Problems with no apparent cause really drive me up the wall. A customer called me with an issue that had no rhyme or reason for existing. A group of phones at one site were not able to make outbound calls. They were receiving calls from the PRI and were able to call other extensions with no problems. Other phones that were using the same route patterns and gateways were able to call with no issues. Troubleshooting the route pattern at the phone showed the digits landing on the gateway but a fast busy right after that. It wasn’t until I drilled into things with my new favorite command debug isdn q931 that I found the real problem. It looked something like this (numbers obscured):

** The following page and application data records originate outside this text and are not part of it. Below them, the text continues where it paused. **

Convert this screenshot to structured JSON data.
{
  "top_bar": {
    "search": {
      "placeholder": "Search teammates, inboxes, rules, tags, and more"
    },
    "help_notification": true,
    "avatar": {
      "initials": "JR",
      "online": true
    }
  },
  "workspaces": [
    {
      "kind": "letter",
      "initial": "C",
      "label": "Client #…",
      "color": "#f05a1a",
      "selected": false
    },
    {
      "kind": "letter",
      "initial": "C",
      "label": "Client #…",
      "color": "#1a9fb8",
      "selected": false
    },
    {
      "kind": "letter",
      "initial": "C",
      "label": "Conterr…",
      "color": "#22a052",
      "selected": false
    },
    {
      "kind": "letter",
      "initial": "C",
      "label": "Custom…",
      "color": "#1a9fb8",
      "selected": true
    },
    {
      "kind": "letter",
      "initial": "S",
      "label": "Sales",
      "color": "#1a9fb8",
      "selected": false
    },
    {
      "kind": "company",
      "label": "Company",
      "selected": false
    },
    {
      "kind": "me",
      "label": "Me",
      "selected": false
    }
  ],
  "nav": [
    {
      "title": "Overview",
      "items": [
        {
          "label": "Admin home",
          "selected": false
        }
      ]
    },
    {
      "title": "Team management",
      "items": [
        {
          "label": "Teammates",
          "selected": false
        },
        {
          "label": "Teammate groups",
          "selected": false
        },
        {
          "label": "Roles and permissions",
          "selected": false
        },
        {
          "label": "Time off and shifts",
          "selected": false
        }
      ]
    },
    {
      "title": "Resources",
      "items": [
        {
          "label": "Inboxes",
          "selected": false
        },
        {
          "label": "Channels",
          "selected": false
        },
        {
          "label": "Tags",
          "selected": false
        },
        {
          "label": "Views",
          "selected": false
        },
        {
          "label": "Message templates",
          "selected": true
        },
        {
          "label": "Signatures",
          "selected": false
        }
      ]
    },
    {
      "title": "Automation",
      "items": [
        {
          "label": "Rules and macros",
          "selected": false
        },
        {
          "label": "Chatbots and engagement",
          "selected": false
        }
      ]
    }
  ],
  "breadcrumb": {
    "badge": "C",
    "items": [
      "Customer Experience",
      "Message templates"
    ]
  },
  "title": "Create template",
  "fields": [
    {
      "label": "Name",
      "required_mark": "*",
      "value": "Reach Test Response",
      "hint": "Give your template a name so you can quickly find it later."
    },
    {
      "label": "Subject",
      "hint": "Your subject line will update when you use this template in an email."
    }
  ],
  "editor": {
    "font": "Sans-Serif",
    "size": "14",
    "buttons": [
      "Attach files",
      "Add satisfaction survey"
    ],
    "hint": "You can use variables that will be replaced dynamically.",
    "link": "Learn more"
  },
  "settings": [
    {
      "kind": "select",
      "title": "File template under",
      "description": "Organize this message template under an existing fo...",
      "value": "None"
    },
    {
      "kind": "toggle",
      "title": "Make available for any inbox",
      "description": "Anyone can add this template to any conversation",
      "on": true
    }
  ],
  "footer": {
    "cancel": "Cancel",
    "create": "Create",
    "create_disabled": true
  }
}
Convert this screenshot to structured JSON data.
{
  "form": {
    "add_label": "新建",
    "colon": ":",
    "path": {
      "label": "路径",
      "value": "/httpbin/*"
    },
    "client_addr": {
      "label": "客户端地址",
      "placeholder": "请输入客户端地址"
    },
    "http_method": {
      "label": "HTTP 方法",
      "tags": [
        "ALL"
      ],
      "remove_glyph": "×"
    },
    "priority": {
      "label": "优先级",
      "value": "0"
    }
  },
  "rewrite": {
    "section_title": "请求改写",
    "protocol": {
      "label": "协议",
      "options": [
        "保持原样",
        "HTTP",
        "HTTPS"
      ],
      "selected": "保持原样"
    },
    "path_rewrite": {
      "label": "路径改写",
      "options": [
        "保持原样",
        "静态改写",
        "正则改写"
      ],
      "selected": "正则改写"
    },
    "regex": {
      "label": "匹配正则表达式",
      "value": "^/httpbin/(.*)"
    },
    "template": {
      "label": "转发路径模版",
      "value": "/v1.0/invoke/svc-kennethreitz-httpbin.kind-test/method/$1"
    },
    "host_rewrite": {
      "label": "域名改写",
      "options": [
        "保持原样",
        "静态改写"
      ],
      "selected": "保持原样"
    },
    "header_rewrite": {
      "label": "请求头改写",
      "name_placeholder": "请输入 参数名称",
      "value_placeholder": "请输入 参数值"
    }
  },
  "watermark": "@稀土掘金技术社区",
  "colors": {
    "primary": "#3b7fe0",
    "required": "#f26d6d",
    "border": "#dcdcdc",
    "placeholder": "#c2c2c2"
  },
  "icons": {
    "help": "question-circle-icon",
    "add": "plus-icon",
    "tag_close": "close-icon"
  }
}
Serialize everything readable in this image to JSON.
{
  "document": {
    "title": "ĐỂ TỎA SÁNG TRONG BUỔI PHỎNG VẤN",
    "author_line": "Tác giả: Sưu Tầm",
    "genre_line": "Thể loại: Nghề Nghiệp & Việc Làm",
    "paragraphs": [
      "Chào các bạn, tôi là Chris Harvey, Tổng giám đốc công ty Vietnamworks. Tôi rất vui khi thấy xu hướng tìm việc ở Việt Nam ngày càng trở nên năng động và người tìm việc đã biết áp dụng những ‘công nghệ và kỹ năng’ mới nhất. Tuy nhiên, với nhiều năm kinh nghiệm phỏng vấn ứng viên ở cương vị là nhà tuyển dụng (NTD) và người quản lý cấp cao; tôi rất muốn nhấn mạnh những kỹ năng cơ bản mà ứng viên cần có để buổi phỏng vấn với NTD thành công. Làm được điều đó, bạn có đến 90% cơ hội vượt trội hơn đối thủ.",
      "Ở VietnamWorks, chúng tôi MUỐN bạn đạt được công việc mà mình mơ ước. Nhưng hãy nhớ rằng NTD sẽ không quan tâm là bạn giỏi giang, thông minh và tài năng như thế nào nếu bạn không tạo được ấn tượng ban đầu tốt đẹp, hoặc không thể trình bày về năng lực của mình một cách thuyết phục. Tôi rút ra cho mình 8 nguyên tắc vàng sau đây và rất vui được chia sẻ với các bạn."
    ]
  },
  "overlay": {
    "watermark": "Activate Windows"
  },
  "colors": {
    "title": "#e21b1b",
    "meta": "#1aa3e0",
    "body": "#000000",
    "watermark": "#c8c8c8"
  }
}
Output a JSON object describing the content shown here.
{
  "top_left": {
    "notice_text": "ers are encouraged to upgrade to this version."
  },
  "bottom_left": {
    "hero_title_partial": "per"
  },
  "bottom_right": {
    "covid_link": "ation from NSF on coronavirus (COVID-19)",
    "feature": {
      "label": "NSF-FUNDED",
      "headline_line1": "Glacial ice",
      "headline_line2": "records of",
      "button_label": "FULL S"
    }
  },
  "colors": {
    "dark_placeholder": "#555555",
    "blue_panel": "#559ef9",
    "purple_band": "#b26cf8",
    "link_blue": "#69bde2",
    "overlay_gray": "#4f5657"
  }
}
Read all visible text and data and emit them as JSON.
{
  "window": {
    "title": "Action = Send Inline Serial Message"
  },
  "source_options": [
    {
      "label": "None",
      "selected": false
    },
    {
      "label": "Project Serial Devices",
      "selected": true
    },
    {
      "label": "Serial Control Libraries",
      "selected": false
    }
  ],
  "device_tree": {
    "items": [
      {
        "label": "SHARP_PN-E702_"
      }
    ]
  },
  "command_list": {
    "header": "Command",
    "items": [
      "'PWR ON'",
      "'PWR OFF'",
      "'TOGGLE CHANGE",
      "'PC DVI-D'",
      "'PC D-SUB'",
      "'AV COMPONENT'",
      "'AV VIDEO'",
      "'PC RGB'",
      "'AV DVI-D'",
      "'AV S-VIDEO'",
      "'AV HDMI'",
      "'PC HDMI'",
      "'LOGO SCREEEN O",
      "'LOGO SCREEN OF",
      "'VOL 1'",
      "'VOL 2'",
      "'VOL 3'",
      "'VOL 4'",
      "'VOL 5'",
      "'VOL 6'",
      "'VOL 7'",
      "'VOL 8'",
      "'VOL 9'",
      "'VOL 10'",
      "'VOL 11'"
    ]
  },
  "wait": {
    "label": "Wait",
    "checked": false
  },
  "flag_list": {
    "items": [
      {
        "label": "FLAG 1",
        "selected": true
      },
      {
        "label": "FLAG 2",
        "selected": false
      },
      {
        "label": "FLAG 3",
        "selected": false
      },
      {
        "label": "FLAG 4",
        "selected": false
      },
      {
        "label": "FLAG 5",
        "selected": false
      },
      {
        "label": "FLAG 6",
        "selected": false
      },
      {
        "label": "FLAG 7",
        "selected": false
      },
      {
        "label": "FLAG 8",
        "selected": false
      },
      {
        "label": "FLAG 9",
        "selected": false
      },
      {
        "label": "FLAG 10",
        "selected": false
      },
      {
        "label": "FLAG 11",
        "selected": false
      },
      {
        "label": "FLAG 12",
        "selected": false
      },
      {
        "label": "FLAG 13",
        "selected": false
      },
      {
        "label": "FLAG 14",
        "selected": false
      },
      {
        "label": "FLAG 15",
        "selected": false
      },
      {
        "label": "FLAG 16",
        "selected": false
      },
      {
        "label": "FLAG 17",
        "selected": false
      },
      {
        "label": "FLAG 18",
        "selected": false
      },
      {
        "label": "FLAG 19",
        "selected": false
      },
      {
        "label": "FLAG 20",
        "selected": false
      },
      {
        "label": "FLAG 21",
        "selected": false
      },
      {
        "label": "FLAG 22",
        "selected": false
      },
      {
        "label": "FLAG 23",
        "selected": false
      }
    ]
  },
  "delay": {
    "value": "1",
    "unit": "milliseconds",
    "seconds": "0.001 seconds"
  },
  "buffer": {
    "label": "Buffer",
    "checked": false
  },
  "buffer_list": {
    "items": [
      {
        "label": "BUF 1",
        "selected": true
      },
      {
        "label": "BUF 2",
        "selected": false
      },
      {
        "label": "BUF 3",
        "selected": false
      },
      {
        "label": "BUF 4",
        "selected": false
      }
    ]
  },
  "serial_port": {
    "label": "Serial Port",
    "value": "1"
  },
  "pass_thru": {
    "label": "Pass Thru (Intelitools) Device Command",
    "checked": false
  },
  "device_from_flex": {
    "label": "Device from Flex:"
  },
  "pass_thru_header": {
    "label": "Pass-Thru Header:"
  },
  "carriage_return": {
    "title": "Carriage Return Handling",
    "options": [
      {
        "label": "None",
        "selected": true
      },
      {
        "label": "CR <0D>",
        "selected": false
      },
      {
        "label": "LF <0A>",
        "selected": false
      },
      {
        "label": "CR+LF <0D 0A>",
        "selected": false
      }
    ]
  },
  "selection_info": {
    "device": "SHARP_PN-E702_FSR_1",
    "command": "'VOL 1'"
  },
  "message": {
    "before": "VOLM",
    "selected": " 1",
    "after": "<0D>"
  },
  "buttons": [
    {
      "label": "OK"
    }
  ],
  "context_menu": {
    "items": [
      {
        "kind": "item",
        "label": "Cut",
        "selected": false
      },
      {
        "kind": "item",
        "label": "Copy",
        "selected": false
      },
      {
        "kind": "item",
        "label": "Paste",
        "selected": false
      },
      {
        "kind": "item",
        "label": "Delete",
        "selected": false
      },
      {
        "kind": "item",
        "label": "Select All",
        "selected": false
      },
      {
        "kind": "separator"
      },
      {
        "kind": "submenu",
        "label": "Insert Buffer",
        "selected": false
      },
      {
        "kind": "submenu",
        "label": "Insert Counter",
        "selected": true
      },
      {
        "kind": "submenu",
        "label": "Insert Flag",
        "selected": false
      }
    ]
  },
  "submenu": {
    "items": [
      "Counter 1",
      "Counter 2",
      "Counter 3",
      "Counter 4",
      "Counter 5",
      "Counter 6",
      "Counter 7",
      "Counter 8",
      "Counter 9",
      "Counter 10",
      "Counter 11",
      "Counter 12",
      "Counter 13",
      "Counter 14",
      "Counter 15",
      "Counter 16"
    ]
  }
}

Calling Party Number i = 0x0081, 'XXXX' Plan:Unknown, Type:Unknown Called Party Number i = 0x80, 'XXXXXXXXXXX' Plan:Unknown, Type:Unknown Sending Complete ISDN Se0/0/0:23 Q931: RX <- RELEASE_COMP pd = 8 callref = 0x9F Cause i = 0x82E404 - Invalid information element contents
Hmmm. Guess it’s off to Google. Then I found this post from the Cisco VOIP Mailing list. And after implementing a quick fix, everything turned out fine. So what happened?
This particular site was the first time I used this excellent guide on rewriting outbound caller ID with Calling Party Transform Masks as opposed to doing it on the Route Lists or the Route Patterns. In my haste to import all the phones, I missed a critical group of phones in my transform mask set. As such, they weren’t sending a full 10-digit number to the PRI and the provider was rejecting the call. I’ve never had this happen before, as I see customers that only send 4 digits to the PSTN sometimes. I can see the allure of not allowing less than 10 digits on the PRI as a final check to ensure your station ID is correct for things like emergency services and I like that idea a lot better than the provider just overwriting your station ID without warning.
In the end, all is well and I now know where to track the issue down again. Hopefully others might find this post enlightening.